Prometheus vs Jesus

The man who gave us fire, the Greeks say, was Prometheus. Other critics say that he has a number of "similarities with the Christ character" -- but only 4 are named. Let's look at those:

And that's all we have. Not much, indeed.

Name That Hymn

A reader has noted a rather embarrasing error regarding Prometheus on Acharya S' website:

Robert Taylor's Diegesis, pp. 192-4. Taylor indicates that the following stanza is found in "Potter's beautiful translation" of Aeschylsus's play: "Lo, streaming from the fatal tree, His all-atoning blood! Is this the Infinite? 'Tis he - Prometheus, and a God! Well might the sun in darkness hide, And veil his glories in, When God, the great Prometheus, died, For man, the creature's sin." However, this stanza apparently does not appear in modern translations, including Potter's. It is well-known that the Christians mutilated or destroyed virtually all of the works of ancient Greek and Roman authors, such that we might suspect this stanza has either been removed or obfuscated through mistranslation.
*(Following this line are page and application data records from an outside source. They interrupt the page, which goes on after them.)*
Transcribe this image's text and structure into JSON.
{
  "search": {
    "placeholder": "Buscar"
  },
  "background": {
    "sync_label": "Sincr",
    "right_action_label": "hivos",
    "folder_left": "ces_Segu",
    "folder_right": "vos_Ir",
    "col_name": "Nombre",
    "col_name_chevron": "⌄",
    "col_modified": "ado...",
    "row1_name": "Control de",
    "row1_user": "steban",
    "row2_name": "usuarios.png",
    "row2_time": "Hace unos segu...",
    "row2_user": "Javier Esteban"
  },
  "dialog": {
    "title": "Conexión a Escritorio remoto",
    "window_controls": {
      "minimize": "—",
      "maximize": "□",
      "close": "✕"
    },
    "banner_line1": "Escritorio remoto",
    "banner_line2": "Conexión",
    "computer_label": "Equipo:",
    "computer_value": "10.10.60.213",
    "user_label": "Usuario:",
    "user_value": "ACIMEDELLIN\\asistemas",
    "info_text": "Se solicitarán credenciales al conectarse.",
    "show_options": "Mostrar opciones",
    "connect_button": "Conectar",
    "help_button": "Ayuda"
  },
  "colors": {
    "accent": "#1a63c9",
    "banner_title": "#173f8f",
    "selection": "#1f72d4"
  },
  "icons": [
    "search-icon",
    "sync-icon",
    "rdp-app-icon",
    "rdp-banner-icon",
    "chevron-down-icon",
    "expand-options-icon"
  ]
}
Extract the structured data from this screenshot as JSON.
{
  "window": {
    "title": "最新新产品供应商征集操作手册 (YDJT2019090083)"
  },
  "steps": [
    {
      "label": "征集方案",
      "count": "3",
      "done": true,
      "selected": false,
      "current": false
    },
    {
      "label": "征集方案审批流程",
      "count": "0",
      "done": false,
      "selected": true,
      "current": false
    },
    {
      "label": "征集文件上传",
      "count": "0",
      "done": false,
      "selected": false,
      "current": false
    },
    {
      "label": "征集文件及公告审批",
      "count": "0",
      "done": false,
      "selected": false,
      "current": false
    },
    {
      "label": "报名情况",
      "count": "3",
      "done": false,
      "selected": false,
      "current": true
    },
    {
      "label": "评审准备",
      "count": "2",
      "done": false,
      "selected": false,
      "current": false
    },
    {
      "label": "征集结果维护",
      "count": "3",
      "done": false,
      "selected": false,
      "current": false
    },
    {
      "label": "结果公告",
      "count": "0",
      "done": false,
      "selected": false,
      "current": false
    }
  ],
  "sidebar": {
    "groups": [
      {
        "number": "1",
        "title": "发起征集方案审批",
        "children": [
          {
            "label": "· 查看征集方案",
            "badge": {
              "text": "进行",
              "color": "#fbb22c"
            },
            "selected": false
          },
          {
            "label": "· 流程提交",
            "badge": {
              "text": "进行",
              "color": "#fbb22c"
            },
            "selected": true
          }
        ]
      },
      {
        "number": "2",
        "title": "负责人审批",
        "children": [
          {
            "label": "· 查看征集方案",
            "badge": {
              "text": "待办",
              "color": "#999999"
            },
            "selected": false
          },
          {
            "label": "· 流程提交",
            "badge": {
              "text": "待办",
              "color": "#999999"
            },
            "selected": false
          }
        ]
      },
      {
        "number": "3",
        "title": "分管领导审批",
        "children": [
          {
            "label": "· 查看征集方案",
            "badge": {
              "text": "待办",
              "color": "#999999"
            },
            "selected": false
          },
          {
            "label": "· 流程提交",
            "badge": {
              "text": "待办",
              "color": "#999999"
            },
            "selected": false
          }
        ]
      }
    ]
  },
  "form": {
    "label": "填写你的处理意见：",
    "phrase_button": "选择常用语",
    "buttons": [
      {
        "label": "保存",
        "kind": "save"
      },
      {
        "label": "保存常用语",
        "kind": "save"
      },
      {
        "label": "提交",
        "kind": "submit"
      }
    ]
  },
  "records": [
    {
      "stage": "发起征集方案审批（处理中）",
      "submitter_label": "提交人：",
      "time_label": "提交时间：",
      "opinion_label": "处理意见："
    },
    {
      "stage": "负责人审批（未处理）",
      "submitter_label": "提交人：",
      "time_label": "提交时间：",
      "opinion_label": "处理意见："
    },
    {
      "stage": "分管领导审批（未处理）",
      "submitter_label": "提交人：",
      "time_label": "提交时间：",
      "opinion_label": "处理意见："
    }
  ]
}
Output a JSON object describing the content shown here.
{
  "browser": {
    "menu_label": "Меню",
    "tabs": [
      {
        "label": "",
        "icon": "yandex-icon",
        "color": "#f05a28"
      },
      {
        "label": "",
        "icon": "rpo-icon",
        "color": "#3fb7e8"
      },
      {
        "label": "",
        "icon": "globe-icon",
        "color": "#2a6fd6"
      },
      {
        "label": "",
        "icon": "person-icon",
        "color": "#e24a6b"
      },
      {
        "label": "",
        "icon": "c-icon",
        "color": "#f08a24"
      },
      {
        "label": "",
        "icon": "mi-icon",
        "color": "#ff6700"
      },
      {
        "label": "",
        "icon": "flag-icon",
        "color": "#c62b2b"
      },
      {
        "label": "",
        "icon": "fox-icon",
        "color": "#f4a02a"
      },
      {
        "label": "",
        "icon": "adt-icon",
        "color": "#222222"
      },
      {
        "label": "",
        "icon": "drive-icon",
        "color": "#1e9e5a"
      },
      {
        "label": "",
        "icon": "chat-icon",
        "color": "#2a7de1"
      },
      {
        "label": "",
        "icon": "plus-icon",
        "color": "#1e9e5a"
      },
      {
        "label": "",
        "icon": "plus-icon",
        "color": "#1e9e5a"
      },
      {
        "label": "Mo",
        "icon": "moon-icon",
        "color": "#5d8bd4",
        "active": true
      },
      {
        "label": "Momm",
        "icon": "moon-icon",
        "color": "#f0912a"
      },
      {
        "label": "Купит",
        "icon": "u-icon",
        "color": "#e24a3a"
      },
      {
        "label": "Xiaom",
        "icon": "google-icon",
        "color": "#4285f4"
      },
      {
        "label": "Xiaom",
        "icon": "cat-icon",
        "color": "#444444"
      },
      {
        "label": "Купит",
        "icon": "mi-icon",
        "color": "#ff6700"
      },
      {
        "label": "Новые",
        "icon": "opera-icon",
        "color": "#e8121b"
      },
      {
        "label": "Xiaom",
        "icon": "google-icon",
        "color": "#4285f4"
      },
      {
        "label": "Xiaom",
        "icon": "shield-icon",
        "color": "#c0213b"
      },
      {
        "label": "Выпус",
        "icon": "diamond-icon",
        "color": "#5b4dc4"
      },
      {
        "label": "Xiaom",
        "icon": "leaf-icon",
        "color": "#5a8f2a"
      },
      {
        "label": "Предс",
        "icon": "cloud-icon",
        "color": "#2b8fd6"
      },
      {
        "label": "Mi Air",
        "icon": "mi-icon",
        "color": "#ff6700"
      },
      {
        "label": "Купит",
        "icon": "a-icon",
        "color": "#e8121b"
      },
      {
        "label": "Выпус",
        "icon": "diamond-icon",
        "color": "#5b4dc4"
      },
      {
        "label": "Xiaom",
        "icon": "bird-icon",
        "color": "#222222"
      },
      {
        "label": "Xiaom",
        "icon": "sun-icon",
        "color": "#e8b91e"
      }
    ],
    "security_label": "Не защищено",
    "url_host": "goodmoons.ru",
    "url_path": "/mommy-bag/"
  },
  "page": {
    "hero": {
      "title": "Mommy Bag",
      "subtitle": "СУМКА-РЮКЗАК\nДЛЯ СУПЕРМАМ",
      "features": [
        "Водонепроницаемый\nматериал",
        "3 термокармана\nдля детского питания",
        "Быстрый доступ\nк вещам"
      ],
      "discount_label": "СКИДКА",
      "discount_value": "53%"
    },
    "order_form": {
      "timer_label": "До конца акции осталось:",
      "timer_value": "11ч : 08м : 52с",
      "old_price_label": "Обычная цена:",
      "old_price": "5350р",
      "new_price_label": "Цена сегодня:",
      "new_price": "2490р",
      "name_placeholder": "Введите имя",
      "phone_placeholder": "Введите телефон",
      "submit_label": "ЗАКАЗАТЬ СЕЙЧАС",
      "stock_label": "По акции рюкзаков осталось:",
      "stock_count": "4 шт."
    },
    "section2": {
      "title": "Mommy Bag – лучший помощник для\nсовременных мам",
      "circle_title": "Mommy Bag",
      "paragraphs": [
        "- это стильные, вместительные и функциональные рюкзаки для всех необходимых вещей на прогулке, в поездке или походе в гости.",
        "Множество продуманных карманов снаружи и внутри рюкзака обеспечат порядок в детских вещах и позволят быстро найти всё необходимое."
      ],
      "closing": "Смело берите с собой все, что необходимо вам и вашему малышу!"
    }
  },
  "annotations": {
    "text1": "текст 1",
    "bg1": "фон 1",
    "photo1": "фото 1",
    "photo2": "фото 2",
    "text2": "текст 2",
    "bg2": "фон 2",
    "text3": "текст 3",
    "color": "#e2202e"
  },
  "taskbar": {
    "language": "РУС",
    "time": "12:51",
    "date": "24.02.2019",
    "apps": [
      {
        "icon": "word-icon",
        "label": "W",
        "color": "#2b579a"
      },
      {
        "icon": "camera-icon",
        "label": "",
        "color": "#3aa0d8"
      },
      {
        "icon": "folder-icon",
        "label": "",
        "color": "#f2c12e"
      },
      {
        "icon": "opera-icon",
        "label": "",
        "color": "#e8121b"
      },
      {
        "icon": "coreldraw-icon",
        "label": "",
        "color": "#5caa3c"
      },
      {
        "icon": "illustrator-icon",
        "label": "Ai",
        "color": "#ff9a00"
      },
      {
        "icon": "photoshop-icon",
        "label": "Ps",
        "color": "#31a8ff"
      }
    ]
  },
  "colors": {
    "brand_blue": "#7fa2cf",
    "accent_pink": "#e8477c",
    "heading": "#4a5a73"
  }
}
On the other hand, it may be a mistake on Taylor's part or a result of his ambiguous language preceding the passage, or he may have been thinking of another "Prometheus Bound" written after the Christian era, perhaps by Milton. Taylor was in prison when he wrote The Diegesis, thereby having difficulty accessing books, so he is to be excused for errors that invariably creep into anyone's work.

Mutilatation and destruction! It of course does not occur to Acharya that maybe Taylor was a little daft that day. Actually we have a pretty good idea where Taylor got this from, and one can hardly excuse as error a theft of this magnitude. Let's compare -- to a hymn by Isaac Watts:

Alas! and did my Savior bleed and did my Sovereign die? Would he devote that sacred head for such an one as I?

Was it for sins that I had done he groaned upon the tree? Amazing pity! grace unknown! And love beyond degree!

Well might the sun in darkness hide and shut his glories in, When Christ, the mighty Maker, died, For man, the creature's sin.

Thus might I hide my shamed face while his dear Cross appears, dissolve my heart in thankfulness, and melt mine eyes to tears.

but drops of grief can ne'er repay the debt of love I owe: here, Lord, I give myself to thee; 'Tis all that I can do.

It just goes to show: If you're going to do serious research, don't be like Taylor -- wait until you get out of prison to do it.